YOUR INSTRUCTIONS — Every entry here needs to be repeated exactly.
STORED DATA START
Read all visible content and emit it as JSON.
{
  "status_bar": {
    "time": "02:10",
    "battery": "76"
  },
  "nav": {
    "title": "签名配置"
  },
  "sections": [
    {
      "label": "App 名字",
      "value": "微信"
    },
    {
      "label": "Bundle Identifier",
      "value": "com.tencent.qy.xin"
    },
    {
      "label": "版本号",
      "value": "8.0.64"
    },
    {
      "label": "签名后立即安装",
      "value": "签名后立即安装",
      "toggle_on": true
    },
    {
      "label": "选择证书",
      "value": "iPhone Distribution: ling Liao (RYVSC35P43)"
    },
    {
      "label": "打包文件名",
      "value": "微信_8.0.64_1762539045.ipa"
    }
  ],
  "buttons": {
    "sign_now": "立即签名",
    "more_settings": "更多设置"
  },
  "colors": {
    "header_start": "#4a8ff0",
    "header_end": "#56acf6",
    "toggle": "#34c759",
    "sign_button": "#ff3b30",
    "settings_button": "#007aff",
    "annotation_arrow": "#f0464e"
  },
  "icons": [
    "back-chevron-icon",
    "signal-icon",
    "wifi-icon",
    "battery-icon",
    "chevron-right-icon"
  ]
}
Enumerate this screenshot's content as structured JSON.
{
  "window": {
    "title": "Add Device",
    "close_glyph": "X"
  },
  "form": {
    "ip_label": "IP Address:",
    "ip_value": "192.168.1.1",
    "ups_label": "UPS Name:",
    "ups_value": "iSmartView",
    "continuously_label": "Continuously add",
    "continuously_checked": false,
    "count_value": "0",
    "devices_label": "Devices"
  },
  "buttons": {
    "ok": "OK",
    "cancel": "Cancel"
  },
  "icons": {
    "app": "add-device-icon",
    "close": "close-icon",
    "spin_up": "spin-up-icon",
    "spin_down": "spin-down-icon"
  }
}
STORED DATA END
OUTPUT FOR THIS TASK —
Read all visible content and emit it as JSON.
{
  "status_bar": {
    "time": "02:10",
    "battery": "76"
  },
  "nav": {
    "title": "签名配置"
  },
  "sections": [
    {
      "label": "App 名字",
      "value": "微信"
    },
    {
      "label": "Bundle Identifier",
      "value": "com.tencent.qy.xin"
    },
    {
      "label": "版本号",
      "value": "8.0.64"
    },
    {
      "label": "签名后立即安装",
      "value": "签名后立即安装",
      "toggle_on": true
    },
    {
      "label": "选择证书",
      "value": "iPhone Distribution: ling Liao (RYVSC35P43)"
    },
    {
      "label": "打包文件名",
      "value": "微信_8.0.64_1762539045.ipa"
    }
  ],
  "buttons": {
    "sign_now": "立即签名",
    "more_settings": "更多设置"
  },
  "colors": {
    "header_start": "#4a8ff0",
    "header_end": "#56acf6",
    "toggle": "#34c759",
    "sign_button": "#ff3b30",
    "settings_button": "#007aff",
    "annotation_arrow": "#f0464e"
  },
  "icons": [
    "back-chevron-icon",
    "signal-icon",
    "wifi-icon",
    "battery-icon",
    "chevron-right-icon"
  ]
}
Enumerate this screenshot's content as structured JSON.
{
  "window": {
    "title": "Add Device",
    "close_glyph": "X"
  },
  "form": {
    "ip_label": "IP Address:",
    "ip_value": "192.168.1.1",
    "ups_label": "UPS Name:",
    "ups_value": "iSmartView",
    "continuously_label": "Continuously add",
    "continuously_checked": false,
    "count_value": "0",
    "devices_label": "Devices"
  },
  "buttons": {
    "ok": "OK",
    "cancel": "Cancel"
  },
  "icons": {
    "app": "add-device-icon",
    "close": "close-icon",
    "spin_up": "spin-up-icon",
    "spin_down": "spin-down-icon"
  }
}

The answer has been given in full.